Would you survive the loss of your phone?

In this blogpost, I am showing how to use Wardley Mapping to increase resilience using personal security as an example.

Recently, I have been playing with the concept of using Wardley Mapping to achieve personal resilience or even antifragility. What I found very interesting is how my thinking has changed from 'achieving goals' to 'avoiding utter failure'.

'Utter failure' means anything that significantly limits your options and prevents you from seizing opportunities that you may not be aware yet. And in my case, almost everything depends on my online presence.

I am certainly not prepared for the long-term Internet outage. It does not matter what would cause it. Be it cyber-war, human error or malicious action - the effect on me and plenty of other people will be the same. But since it will be an event affecting masses, I expect some government help. But here is my action that I need to take:

[ ] prepare for the survival of a week without the internet

That should be enough to avoid any critical damage to my or my family life.

But if you look at the value chain below, which represents my online presence, you will notice that there are two single points of failure:

  • my laptop - I think I am following reasonable practices here. A loss of a laptop is painful but I can use my backup laptop which has all the critical documents I need synchronised through OneDrive.

  • my phone - that makes me sweat. 2-factor authentication depends on me having a specific device. Take it away, and I am done.

Fig 1: A representation of components contributing to my online presence.

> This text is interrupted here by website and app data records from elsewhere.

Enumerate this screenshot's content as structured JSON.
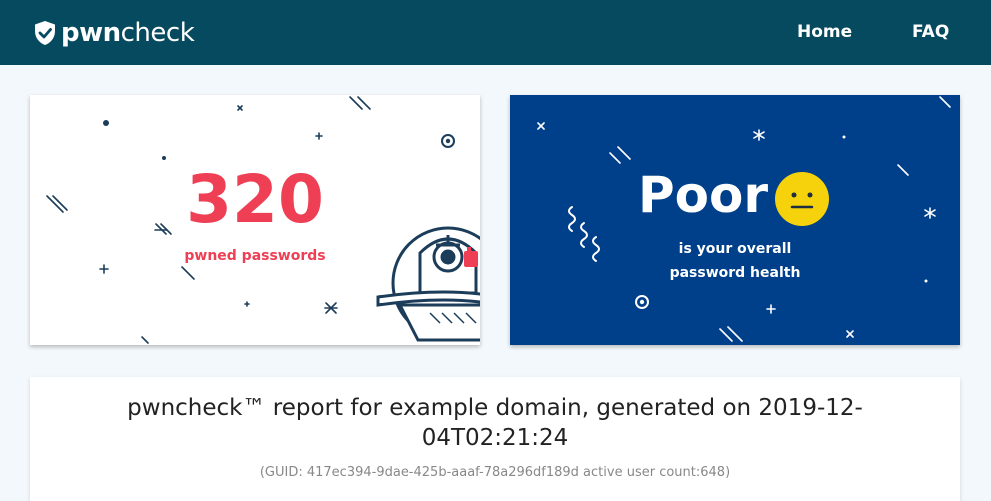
{
  "brand": {
    "name_bold": "pwn",
    "name_light": "check",
    "logo_icon": "shield-check-icon"
  },
  "nav": {
    "home": "Home",
    "faq": "FAQ"
  },
  "colors": {
    "navbar": "#064a5f",
    "accent_red": "#ef3f54",
    "health_card": "#003f89",
    "face_yellow": "#f5d20b"
  },
  "pwned": {
    "count": "320",
    "label": "pwned passwords"
  },
  "health": {
    "rating": "Poor",
    "face_icon": "neutral-face-icon",
    "caption_line1": "is your overall",
    "caption_line2": "password health"
  },
  "report": {
    "title_line1": "pwncheck™ report for example domain, generated on 2019-12-",
    "title_line2": "04T02:21:24",
    "guid_line": "(GUID: 417ec394-9dae-425b-aaaf-78a296df189d active user count:648)"
  }
}
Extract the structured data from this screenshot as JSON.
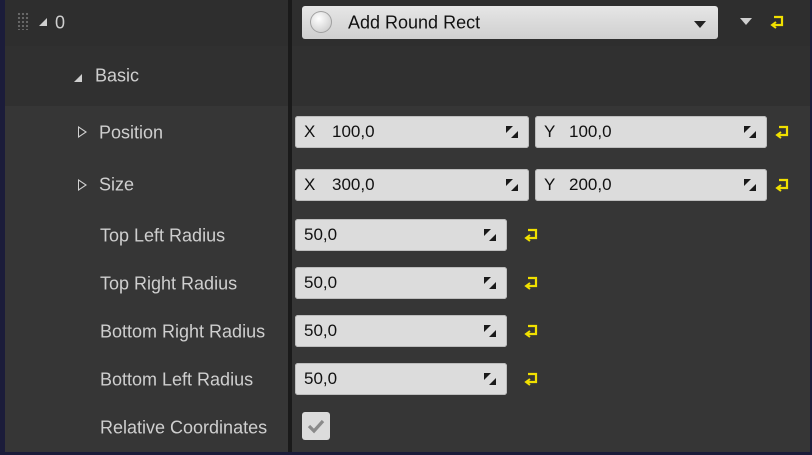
{
  "array_item": {
    "index_label": "0",
    "combo_value": "Add Round Rect"
  },
  "category": {
    "label": "Basic"
  },
  "properties": {
    "position": {
      "label": "Position",
      "x_axis": "X",
      "x_value": "100,0",
      "y_axis": "Y",
      "y_value": "100,0"
    },
    "size": {
      "label": "Size",
      "x_axis": "X",
      "x_value": "300,0",
      "y_axis": "Y",
      "y_value": "200,0"
    },
    "top_left_radius": {
      "label": "Top Left Radius",
      "value": "50,0"
    },
    "top_right_radius": {
      "label": "Top Right Radius",
      "value": "50,0"
    },
    "bottom_right_radius": {
      "label": "Bottom Right Radius",
      "value": "50,0"
    },
    "bottom_left_radius": {
      "label": "Bottom Left Radius",
      "value": "50,0"
    },
    "relative_coordinates": {
      "label": "Relative Coordinates",
      "checked": true
    }
  },
  "colors": {
    "panel_bg": "#363636",
    "field_bg": "#dcdcdc",
    "reset_arrow": "#f0e000",
    "text": "#cfcfcf"
  }
}
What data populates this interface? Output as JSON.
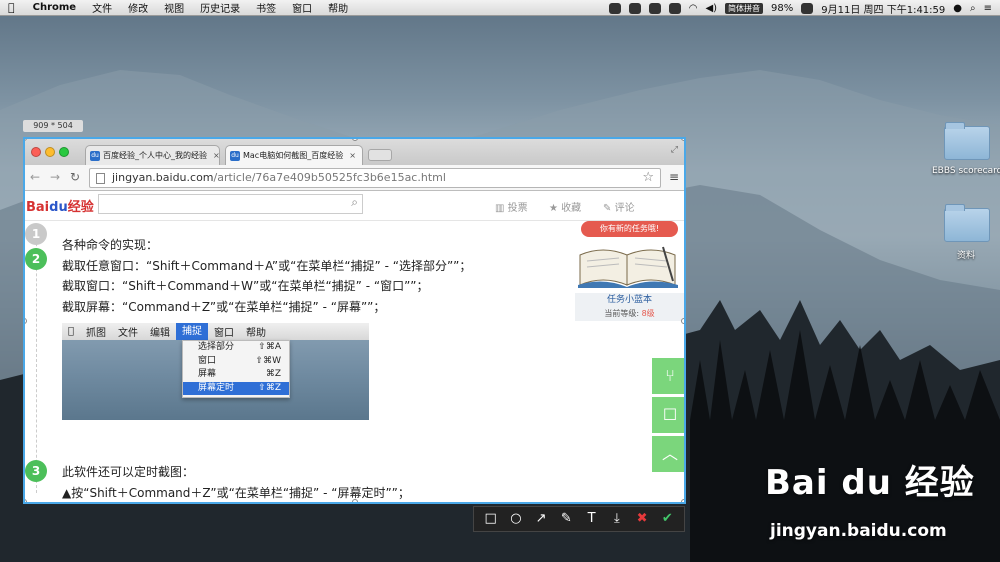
{
  "menubar": {
    "apple": "",
    "app": "Chrome",
    "items": [
      "文件",
      "修改",
      "视图",
      "历史记录",
      "书签",
      "窗口",
      "帮助"
    ],
    "ime": "简体拼音",
    "battery": "98%",
    "clock": "9月11日 周四 下午1:41:59"
  },
  "capture": {
    "size_label": "909 * 504",
    "toolbar_icons": [
      "rectangle-icon",
      "ellipse-icon",
      "arrow-icon",
      "brush-icon",
      "text-icon",
      "save-icon",
      "cancel-icon",
      "confirm-icon"
    ],
    "toolbar_glyphs": [
      "□",
      "○",
      "↗",
      "✎",
      "T",
      "⤓",
      "✖",
      "✔"
    ]
  },
  "browser": {
    "tabs": [
      {
        "title": "百度经验_个人中心_我的经验",
        "close": "×"
      },
      {
        "title": "Mac电脑如何截图_百度经验",
        "close": "×"
      }
    ],
    "url_host": "jingyan.baidu.com",
    "url_path": "/article/76a7e409b50525fc3b6e15ac.html"
  },
  "site": {
    "logo_a": "Bai",
    "logo_b": "du",
    "logo_c": "经验",
    "links": [
      "投票",
      "收藏",
      "评论"
    ],
    "link_icons": [
      "▥",
      "★",
      "✎"
    ]
  },
  "article": {
    "steps": [
      "1",
      "2",
      "3"
    ],
    "line1": "各种命令的实现：",
    "line2": "截取任意窗口：“Shift＋Command＋A”或“在菜单栏“捕捉” - “选择部分””；",
    "line3": "截取窗口：“Shift＋Command＋W”或“在菜单栏“捕捉” - “窗口””；",
    "line4": "截取屏幕：“Command＋Z”或“在菜单栏“捕捉” - “屏幕””；",
    "line5": "此软件还可以定时截图：",
    "line6": "▲按“Shift＋Command＋Z”或“在菜单栏“捕捉” - “屏幕定时””；"
  },
  "mock": {
    "menu": [
      "抓图",
      "文件",
      "编辑",
      "捕捉",
      "窗口",
      "帮助"
    ],
    "items": [
      {
        "label": "选择部分",
        "shortcut": "⇧⌘A"
      },
      {
        "label": "窗口",
        "shortcut": "⇧⌘W"
      },
      {
        "label": "屏幕",
        "shortcut": "⌘Z"
      },
      {
        "label": "屏幕定时",
        "shortcut": "⇧⌘Z"
      }
    ]
  },
  "task": {
    "banner": "你有新的任务哦!",
    "name": "任务小蓝本",
    "level_label": "当前等级:",
    "level_value": "8级"
  },
  "desktop": {
    "folder1": "EBBS scorecard",
    "folder2": "资料"
  },
  "watermark": {
    "logo": "Bai du 经验",
    "url": "jingyan.baidu.com"
  }
}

Losing access to the phone does not have to be very probable, but if it happens, I am in deep trouble, as I am cut off from plenty of essential services. And, in this case, it affects only me, so I cannot expect government help. This is something I have to solve by myself.

A bit of research has revealed that I have to decouple my online identity from the phone, which involves using at least two security tokens (see Fig 2).

Fig 2: Decoupling identity from the phone requires some physical components

The trick is that having multiple tokens (2 at least), one always carried with you and one back up one stored somewhere safely, enables you to use at least some critical services even if your phone is inaccessible, given that identity provider is out there.

Which brings three additional actions:

[ ] have at least two different identity providers for critical services
[ ] have at least two security tokens, one stored in a safe place
[ ] have contacts to important people stored in a traditional way (on paper), useful for recovery.

The cost of this set up should not be more than $ 100. Is that a fair price?


I know some of you will find it unnecessary. How do you assess the impact of losing your phone on you? How are you protecting yourself? I am very curious to learn your opinion.

Would you be interested in running a similar exercise for your organisation and see where you could improve your resillience? If yes, drop me a line.

©2020 by kda. CC-BY-SA.